Admittedly, we’re biased, but we believe the DMU and central Iowa communities have great opportunities to hear a wonderful speaker as part of next week’s Rev. Dr. Martin Luther King Jr. Day celebrations: William Anderson, D.O., FACOS, is a 1956 graduate of Des Moines University and a pioneer in both osteopathic medicine and the nation’s civil rights movement.
On Monday, January 16, Dr. Anderson will be the keynote speaker for the 23rd annual Rev. Dr. Martin Luther King Jr. State of Iowa Celebration, sponsored by the Iowa Department of Human Rights’ Office on the Status of African Americans. The free event, which will begin at 10:45 a.m. in the Iowa Historical Building, 600 East Grand Avenue in Des Moines, also will feature Iowa Governor Terry Branstad, past president of Des Moines University; the Special MLK Choir; and the awarding of the Dr. Martin Luther King Jr. Achievement Award.
Then on Tuesday, January 17, Dr. Anderson will speak at DMU’s MLK Jr. Day Celebration, noon to 1 p.m. in the Student Education Center Auditorium on campus.
We’re honored to have this distinguished alumnus in our midst. As founder and first president of the Albany Movement, which spearheaded the civil rights movement in Southwest Georgia, Dr. Anderson and his late wife, Norma, marched with Dr. King and others to gain the rights denied to African Americans in the early 1960s. Working in medicine when both black people and osteopathic physicians faced discrimination, Dr. Anderson rose to the highest pinnacle in his field. He was the first black president of the American Osteopathic Association and the first African American to be certified by the American College of Osteopathic Surgeons. Among his many honors is the AOA Distinguished Service Award.

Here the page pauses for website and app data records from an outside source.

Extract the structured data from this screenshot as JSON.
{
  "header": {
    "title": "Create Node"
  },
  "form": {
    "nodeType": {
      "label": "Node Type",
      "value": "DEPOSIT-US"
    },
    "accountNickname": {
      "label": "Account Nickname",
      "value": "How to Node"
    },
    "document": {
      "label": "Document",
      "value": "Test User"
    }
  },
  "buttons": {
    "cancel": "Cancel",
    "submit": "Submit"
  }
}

Dr. Anderson has also served his medical alma mater. He was a member of the DMU Board of Trustees for more than 20 years and received the University’s Pioneer Award in Osteopathic Medicine and Public Service in 2009. He currently is senior advisor to the dean of the Michigan State College of Osteopathic Medicine and vice president of academic affairs, osteopathic medical education. within the Detroit Medical Center.
Some historical perspective gives context to Dr. Anderson’s many achievements. In his first medical practice in Albany, Georgia – located upstairs from a pool hall and liquor store – he served as many as 100 patients a day and made house calls at night, including to homes without electricity. On occasion he delivered babies by driving his car up to a house’s window with its headlights on to allow him to see. When he and his mentor, DMU graduate William Reese Jr., D.O., became the first African American physicians to attend the George Osteopathic Medical Association’s annual convention in 1959, the hotel refused to provide them rooms, instead arranging for them to stay at the home of the chief bellman (also black).

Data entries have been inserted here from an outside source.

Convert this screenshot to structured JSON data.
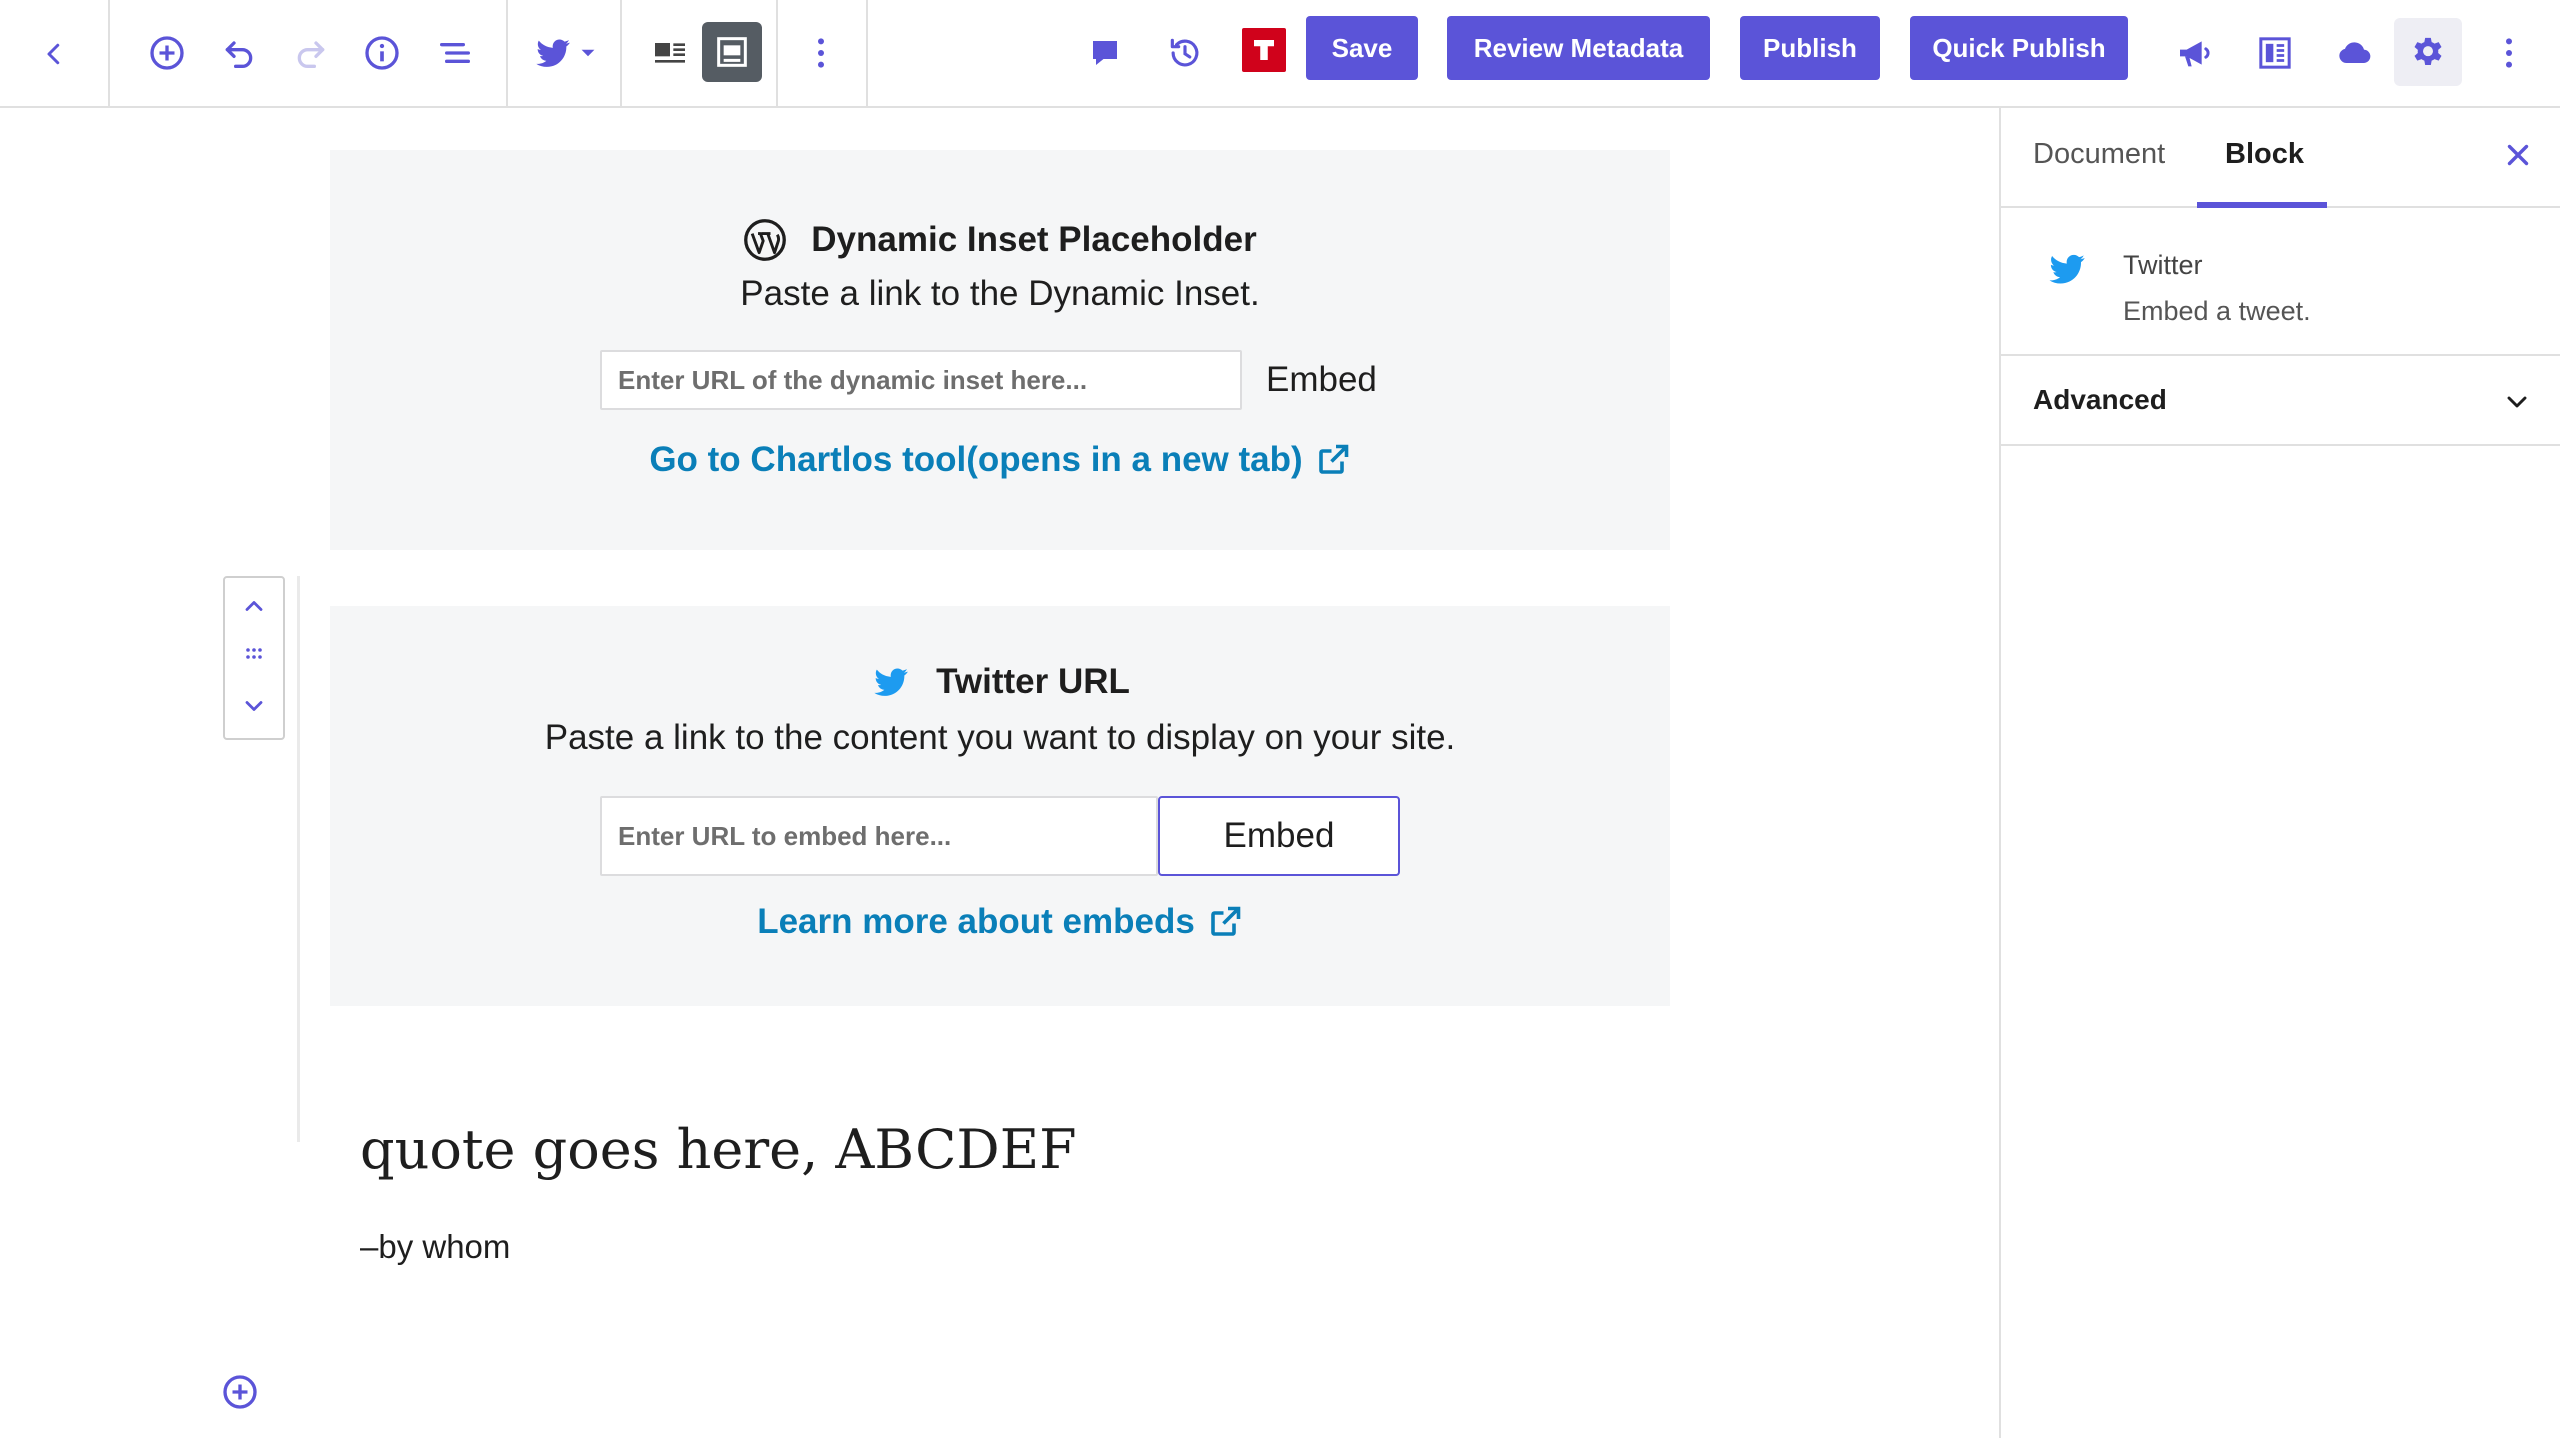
{
  "toolbar": {
    "save_label": "Save",
    "review_metadata_label": "Review Metadata",
    "publish_label": "Publish",
    "quick_publish_label": "Quick Publish"
  },
  "blocks": {
    "dynamic_inset": {
      "title": "Dynamic Inset Placeholder",
      "instructions": "Paste a link to the Dynamic Inset.",
      "input_placeholder": "Enter URL of the dynamic inset here...",
      "embed_label": "Embed",
      "link_label": "Go to Chartlos tool(opens in a new tab)"
    },
    "twitter": {
      "title": "Twitter URL",
      "instructions": "Paste a link to the content you want to display on your site.",
      "input_placeholder": "Enter URL to embed here...",
      "embed_label": "Embed",
      "link_label": "Learn more about embeds"
    },
    "quote": {
      "text": "quote goes here, ABCDEF",
      "citation": "–by whom"
    }
  },
  "sidebar": {
    "tabs": [
      {
        "label": "Document",
        "active": false
      },
      {
        "label": "Block",
        "active": true
      }
    ],
    "block_card": {
      "title": "Twitter",
      "description": "Embed a tweet."
    },
    "advanced_label": "Advanced"
  },
  "colors": {
    "accent": "#5b54d8",
    "link": "#0a7fb8",
    "twitter_blue": "#1d9bf0",
    "brand_red": "#d0021b",
    "block_bg": "#f5f6f7"
  }
}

With all that he’s overcome and accomplished, though, Dr. Anderson is one of those delightful people who doesn’t take himself too seriously. His talks next week are guaranteed to provoke both serious discussion and laughter. Don’t miss the chance to meet this true pioneer!